What to produce. Which of the lines below contain the string "icon"? Pull each one out of the data.

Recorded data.
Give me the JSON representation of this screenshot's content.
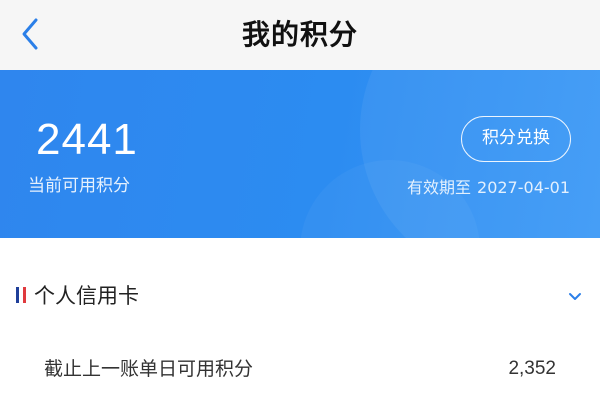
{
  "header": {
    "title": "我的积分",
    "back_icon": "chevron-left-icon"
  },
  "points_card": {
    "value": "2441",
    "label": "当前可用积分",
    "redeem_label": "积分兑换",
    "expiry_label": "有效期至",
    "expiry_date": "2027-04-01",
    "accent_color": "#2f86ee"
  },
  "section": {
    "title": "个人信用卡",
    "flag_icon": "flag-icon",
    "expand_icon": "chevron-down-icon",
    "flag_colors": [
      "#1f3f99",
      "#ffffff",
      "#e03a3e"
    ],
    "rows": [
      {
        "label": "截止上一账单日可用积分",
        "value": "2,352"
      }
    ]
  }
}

Task answer.
    "back_icon": "chevron-left-icon"
    "flag_icon": "flag-icon",
    "expand_icon": "chevron-down-icon",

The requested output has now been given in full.